Joel takes time to describe in vivid detail this dire condition of God’s people and God’s land. In Scripture, the presence of grain, wine, and oil are associated with blessing and prosperity. But in Joel, they are gone (1:10) Trees and plants have withered away, the streams have dried up, and the animals wander and wail. Joel’s vocabulary reminds us of the Garden of Eden, expect in reverse.
Joel not only makes the subtle connection to a past paradise, but also to a future “day of the Lord.” Judgement is coming and evil will be put in its place. Just as the locust swarm invaded the land and left it barren, so also God himself will send a terrifying judgement on the nations, Israel included. The result will be ever worse than the locust raid. Gloomy darkness, blazing fire, shaking skies, and ruined cities. In fact, God’s judgement will have the effect of turning Israel’s promised paradise in to a desert wasteland (2:3)
And how are God’s people to respond? With blissful ignorance? With empty optimism? Or with hopeless fatalism? Certainly not. Listen to the words of the Yahweh:
Even now…return to me with all your heart, with fasting and weeping and mourning. Rend your heart and not your garments. Return to the LORD your God, for he is gracious and compassionate, slow to anger and abounding in love.Joel 2:12-13
The covenant-keeping, forever-faithful God will not turn away the humble and repentant. Those who take serious the words of God and respond in faith will have God’s judgement pass over. This is part A of the good news, but there is more. There is a great reversal coming.
We could sum up the effect of this great reversal with the words of chapter 2, verse 25: “I will repay you for the years the locusts have eaten…” Solely because of sheer mercy and good pleasure will God turn our crumbling, groaning earth into a thriving, rejoicing paradise. The language of the Garden of Eden is once again employed to describe this great reversal. The land will drip with wine and flow with milk, the rains will come at just the right time and produce an abundant harvest, and all creation will rejoice and be filled to satisfaction.

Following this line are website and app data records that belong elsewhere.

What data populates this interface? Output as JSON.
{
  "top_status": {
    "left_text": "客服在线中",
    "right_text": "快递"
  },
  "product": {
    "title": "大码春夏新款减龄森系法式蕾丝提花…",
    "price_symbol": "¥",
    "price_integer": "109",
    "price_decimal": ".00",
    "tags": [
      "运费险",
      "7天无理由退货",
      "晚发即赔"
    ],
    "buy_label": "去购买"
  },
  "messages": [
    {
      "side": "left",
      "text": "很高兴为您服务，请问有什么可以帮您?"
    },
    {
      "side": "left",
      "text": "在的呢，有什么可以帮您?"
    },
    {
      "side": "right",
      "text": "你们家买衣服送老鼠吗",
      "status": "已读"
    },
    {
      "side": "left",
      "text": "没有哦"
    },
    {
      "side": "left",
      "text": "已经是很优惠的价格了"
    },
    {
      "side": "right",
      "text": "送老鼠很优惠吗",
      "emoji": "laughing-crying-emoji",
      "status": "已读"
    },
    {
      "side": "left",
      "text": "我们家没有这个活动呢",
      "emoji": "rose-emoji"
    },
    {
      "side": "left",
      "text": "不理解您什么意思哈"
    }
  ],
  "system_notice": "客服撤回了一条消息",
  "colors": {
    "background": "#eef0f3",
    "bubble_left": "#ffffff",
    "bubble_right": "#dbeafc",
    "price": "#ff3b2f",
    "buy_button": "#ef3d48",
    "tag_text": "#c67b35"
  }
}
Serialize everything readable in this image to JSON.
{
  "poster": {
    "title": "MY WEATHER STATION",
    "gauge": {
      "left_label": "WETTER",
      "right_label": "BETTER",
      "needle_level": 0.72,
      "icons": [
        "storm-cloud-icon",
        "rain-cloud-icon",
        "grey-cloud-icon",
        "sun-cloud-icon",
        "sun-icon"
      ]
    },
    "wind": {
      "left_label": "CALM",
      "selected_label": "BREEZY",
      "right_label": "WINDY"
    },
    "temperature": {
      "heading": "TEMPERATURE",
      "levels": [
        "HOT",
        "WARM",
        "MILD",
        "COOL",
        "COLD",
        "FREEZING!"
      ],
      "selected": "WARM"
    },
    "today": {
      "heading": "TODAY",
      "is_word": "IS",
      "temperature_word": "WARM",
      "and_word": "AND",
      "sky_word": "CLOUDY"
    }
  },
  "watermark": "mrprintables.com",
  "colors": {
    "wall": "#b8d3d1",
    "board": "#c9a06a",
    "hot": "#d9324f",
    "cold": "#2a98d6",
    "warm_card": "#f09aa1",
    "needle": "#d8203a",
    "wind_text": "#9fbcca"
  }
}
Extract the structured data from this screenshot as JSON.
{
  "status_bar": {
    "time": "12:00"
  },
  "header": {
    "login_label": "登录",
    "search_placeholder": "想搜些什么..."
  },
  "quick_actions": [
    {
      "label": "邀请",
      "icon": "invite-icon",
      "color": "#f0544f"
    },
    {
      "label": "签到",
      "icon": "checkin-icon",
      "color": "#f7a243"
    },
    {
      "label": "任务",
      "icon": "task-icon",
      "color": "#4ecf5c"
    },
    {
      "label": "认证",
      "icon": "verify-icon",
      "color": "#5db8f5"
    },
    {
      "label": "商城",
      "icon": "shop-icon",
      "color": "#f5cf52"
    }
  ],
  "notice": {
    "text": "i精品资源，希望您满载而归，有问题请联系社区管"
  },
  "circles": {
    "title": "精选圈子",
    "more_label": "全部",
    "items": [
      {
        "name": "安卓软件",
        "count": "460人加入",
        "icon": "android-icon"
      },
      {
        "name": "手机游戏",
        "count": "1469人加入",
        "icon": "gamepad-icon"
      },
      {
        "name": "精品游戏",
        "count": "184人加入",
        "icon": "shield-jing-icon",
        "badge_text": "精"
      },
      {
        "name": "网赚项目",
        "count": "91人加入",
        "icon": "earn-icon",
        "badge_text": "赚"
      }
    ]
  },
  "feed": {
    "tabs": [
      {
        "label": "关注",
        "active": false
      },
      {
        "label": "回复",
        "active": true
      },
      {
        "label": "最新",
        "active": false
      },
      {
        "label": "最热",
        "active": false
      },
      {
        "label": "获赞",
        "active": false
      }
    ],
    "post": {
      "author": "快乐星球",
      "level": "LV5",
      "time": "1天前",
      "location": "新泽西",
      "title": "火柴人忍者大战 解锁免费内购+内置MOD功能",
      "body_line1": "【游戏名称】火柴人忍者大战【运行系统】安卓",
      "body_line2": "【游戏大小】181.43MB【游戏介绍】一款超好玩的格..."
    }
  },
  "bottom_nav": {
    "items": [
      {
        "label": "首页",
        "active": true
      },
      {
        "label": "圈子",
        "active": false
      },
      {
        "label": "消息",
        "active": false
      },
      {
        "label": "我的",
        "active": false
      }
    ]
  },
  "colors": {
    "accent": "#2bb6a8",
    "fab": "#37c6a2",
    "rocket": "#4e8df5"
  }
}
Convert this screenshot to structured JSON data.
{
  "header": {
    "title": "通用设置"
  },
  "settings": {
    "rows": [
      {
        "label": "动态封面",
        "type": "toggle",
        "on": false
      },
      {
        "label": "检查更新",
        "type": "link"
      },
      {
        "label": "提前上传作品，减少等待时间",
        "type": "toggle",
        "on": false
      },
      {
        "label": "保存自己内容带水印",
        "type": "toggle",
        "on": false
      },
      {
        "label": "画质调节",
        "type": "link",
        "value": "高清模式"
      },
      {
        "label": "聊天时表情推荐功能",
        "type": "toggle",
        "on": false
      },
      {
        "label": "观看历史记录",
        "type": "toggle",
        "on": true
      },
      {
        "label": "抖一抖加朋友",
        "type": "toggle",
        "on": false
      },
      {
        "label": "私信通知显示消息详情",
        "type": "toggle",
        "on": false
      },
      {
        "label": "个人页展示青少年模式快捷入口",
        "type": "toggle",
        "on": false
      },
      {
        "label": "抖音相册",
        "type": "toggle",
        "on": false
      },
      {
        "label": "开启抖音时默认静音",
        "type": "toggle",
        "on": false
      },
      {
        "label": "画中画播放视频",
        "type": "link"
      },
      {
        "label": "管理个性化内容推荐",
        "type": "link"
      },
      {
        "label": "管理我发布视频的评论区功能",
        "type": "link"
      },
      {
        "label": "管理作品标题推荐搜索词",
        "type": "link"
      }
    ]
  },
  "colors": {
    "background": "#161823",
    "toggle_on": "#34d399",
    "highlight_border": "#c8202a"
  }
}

Not only will there be a great reversal or undoing of the curse, but things will be even better than they once were. It will be beyond our imagination. God will dwell with his people and a fountain of life-giving water will flow from his dwelling place. Sin will be forgiven and shame will be a forgotten memory. Evil will be judged and sentenced to an everlasting death. There will be deliverance for everyone who calls on the name of the Lord. God’s Spirit will be poured out just like the wine and the water.
The evidence that this great reversal will in fact happen is found in the person of Jesus. Through his life and death he reversed the curse. From a dark grave sprang forth resurrected life. Jesus lives and reigns as the righteous king who has supplanted the prince of darkness. The new paradise-kingdom is taking the place of the old, sin-infested kingdom. The abundant life of the new and improved Garden of Eden is overtaking the weeds and wickedness of our present world.
All who place their trust in Jesus become full participants of this great reversal. The curse-reversing work of Jesus is experienced already in this life, but only as a foretaste (a very real foretaste mind you) of the paradise yet to come which will be far beyond both the prophet Joel’s description and our own imaginations.